The hospital also said that the governor's office was involved with connecting the group, which agreed to provide all the equipment for free.
"We sent out a call for help, and they responded," said New York Rep. Carolyn Maloney. "They want to help us save lives, and we need their help."
Maloney said she had a conversation with Mount Sinai officials, who told her they would not discriminate who gets treatment.
In a statement. New York Attorney General Letitia James says, there will be no volunteers at the Central Park facility, however, "We will remain vigilant to ensure discrimination does not occur at this — or any other — facility.
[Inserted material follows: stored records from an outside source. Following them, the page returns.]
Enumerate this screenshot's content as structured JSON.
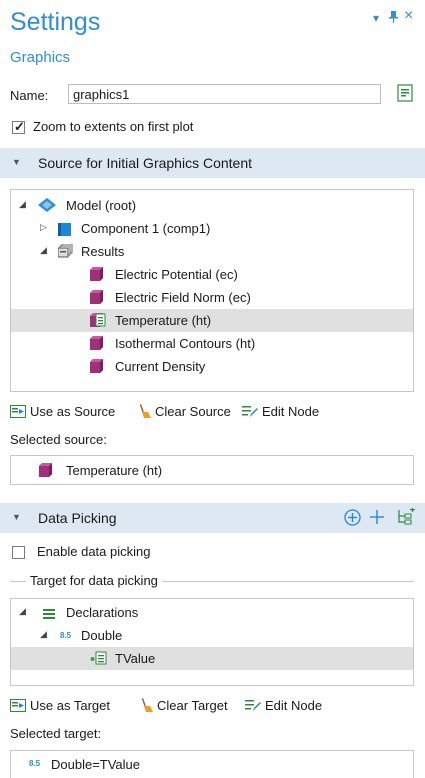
{
  "window": {
    "title": "Settings",
    "subtitle": "Graphics",
    "controls": {
      "dropdown": "▾",
      "pin": "⊥",
      "close": "×"
    }
  },
  "name_field": {
    "label": "Name:",
    "value": "graphics1"
  },
  "zoom_checkbox": {
    "label": "Zoom to extents on first plot",
    "checked": true
  },
  "source_section": {
    "header": "Source for Initial Graphics Content",
    "tree": {
      "root": "Model (root)",
      "component": "Component 1 (comp1)",
      "results": "Results",
      "items": [
        "Electric Potential (ec)",
        "Electric Field Norm (ec)",
        "Temperature (ht)",
        "Isothermal Contours (ht)",
        "Current Density"
      ],
      "selected_index": 2
    },
    "toolbar": {
      "use": "Use as Source",
      "clear": "Clear Source",
      "edit": "Edit Node"
    },
    "selected_label": "Selected source:",
    "selected_value": "Temperature (ht)"
  },
  "picking_section": {
    "header": "Data Picking",
    "header_icons": [
      "add-circle-icon",
      "plus-icon",
      "tree-add-icon"
    ],
    "enable_label": "Enable data picking",
    "enable_checked": false,
    "group_label": "Target for data picking",
    "tree": {
      "declarations": "Declarations",
      "double_badge": "8.5",
      "double": "Double",
      "tvalue": "TValue"
    },
    "toolbar": {
      "use": "Use as Target",
      "clear": "Clear Target",
      "edit": "Edit Node"
    },
    "selected_label": "Selected target:",
    "selected_badge": "8.5",
    "selected_value": "Double=TValue"
  },
  "colors": {
    "accent": "#2f8fd0",
    "section_bg": "#dde8f3",
    "cube": "#a0307a",
    "selection": "#e0e0e0"
  }
}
"New Yorkers will always proudly open their hearts and arms to all and warmly embrace each and every one of our diverse and vibrant communities," she continued.